The team, led by Peter Garnavich of the University of Notre Dame, submitted their findings to Astrophysical Journal last week.
“This validates theoretical calculations of how supernovas work,” said research team member Ed Shaya in a phone interview with The Christian Science Monitor.
As stars run out of fuel at the end of their lives, the density of the core gets higher. Eventually the core becomes too heavy for the star to survive and it collapses, creating what is called a Type II supernova.
“Stars that are larger than eight times the mass of the sun will run out of mass in their center,” said Dr. Garnavich in a phone interview with the Monitor. “When that happens, their core collapses, and that collapse results in a shockwave that blows off the outer layers of the star.”
That shockwave is the “shock breakout” that astronomers have been hoping to spot for decades. According to NASA, the Kepler Space Telescope made this discovery possible.
Although shock breakouts were first proposed in a 1978 paper by a well-known astrophysicist named Roger Chevalier at the University of Virginia, and have been spotted using an X-ray telescope, says Garnavich, Kepler’s imaging capabilities allowed researchers to actually see the flash of a shock breakout for the first time in visible light.
“In order to see something that happens on timescales of minutes, like a shock breakout, you want to have a camera continuously monitoring the sky,” said Garnavich in a NASA press release. “You don’t know when a supernova is going to go off, and Kepler's vigilance allowed us to be a witness as the explosion began.”
Shock breakouts happen over the space of about 20 minutes, or the blink of an eye in astronomical terms. The team examined light data from 400 galaxies taken in by Kepler every half-hour over a three-year time span, beginning in 2011.
In all that time, they found six supernovas. Four occurred after the deaths of white dwarf stars – the stars were too small to create a shock breakout. Two, however, came after the deaths of red giant stars. The stars, KSN 2011a and KSN 2011d, are about a billion light years away from Earth, and are about 300 to 500 times the size of our sun, respectively.
Only one of the supernovas created a visible shock breakout. The other may have generated a shock breakout, but scientists were unable to see it due to a cloud of gas or dust obscuring their view.
“One had a rise to maximum light,” Garnavich told the Monitor, “and we suspect that it would have had a shock breakout but it had gas surrounding it.”
Why is it so important to understand this phenomenon when it only occurs for a specific sort of star, under specific conditions?
According to Steve Howell, Kepler’s project scientist, understanding supernovas is key to understanding the universe and its development.
“Supernovas teach us about the destiny of our universe, because they are incredibly large objects that we can see over great distances,” Dr. Howell told the Monitor by phone. “If we don’t understand how bright they are, and what happens to them, then we are using them, but we are using them incorrectly.”

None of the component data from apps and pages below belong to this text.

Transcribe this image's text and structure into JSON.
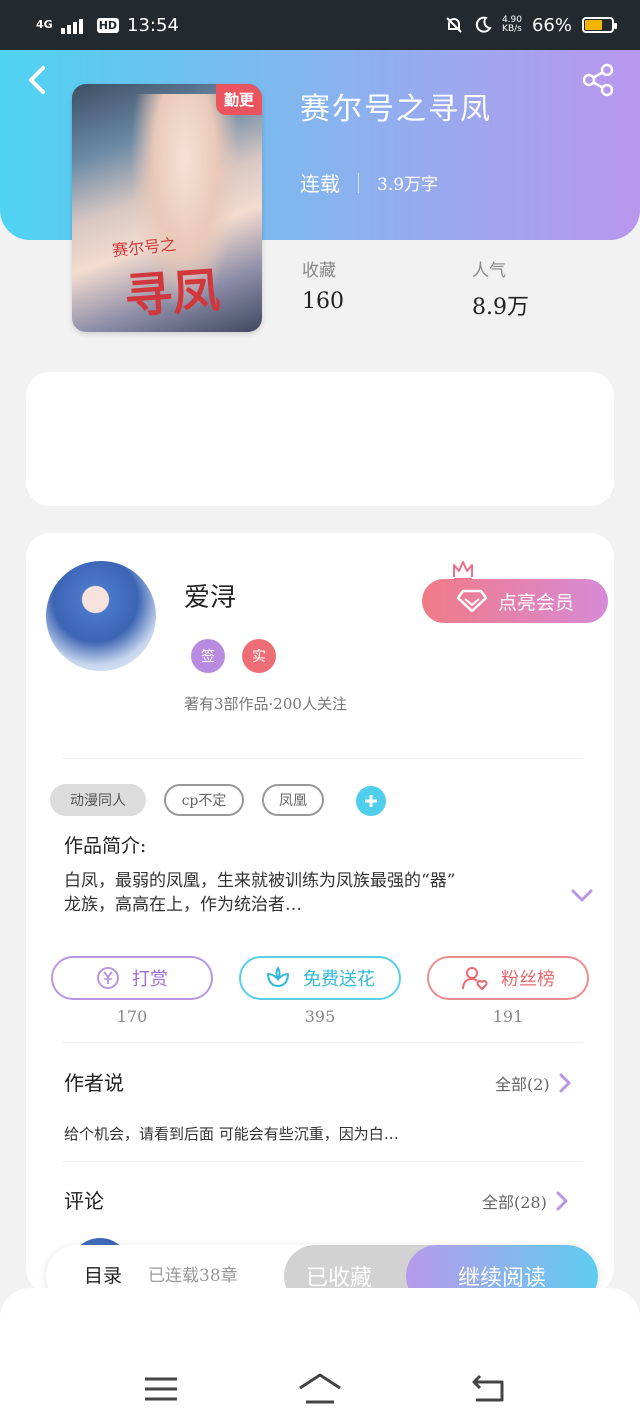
{
  "status_bar": {
    "network": "4G",
    "hd": "HD",
    "time": "13:54",
    "speed_value": "4.90",
    "speed_unit": "KB/s",
    "battery": "66%",
    "battery_level": 0.66
  },
  "book": {
    "title": "赛尔号之寻凤",
    "status": "连载",
    "word_count": "3.9万字",
    "update_tag": "勤更",
    "cover_small_text": "赛尔号之",
    "cover_big_text": "寻凤",
    "stats": {
      "favorites_label": "收藏",
      "favorites_value": "160",
      "popularity_label": "人气",
      "popularity_value": "8.9万"
    }
  },
  "author": {
    "name": "爱浔",
    "badge_sign": "签",
    "badge_real": "实",
    "meta": "著有3部作品·200人关注",
    "vip_button": "点亮会员"
  },
  "tags": [
    "动漫同人",
    "cp不定",
    "凤凰"
  ],
  "intro": {
    "title": "作品简介:",
    "line1": "白凤，最弱的凤凰，生来就被训练为凤族最强的“器”",
    "line2": "龙族，高高在上，作为统治者…"
  },
  "actions": {
    "reward_label": "打赏",
    "reward_count": "170",
    "flower_label": "免费送花",
    "flower_count": "395",
    "fans_label": "粉丝榜",
    "fans_count": "191"
  },
  "author_says": {
    "title": "作者说",
    "more": "全部(2)",
    "text": "给个机会，请看到后面 可能会有些沉重，因为白…"
  },
  "comments": {
    "title": "评论",
    "more": "全部(28)"
  },
  "bottom_bar": {
    "toc": "目录",
    "chapters": "已连载38章",
    "favorited": "已收藏",
    "continue_reading": "继续阅读"
  },
  "colors": {
    "header_start": "#4fd3f2",
    "header_end": "#b997ec",
    "vip_start": "#f07b86",
    "vip_end": "#d78ad7"
  }
}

In the NASA press release, Howell also reminded readers that supernovas create heavy elements that serve as some important building blocks for life, including life on Earth.
"Life exists because of supernovae,” he said.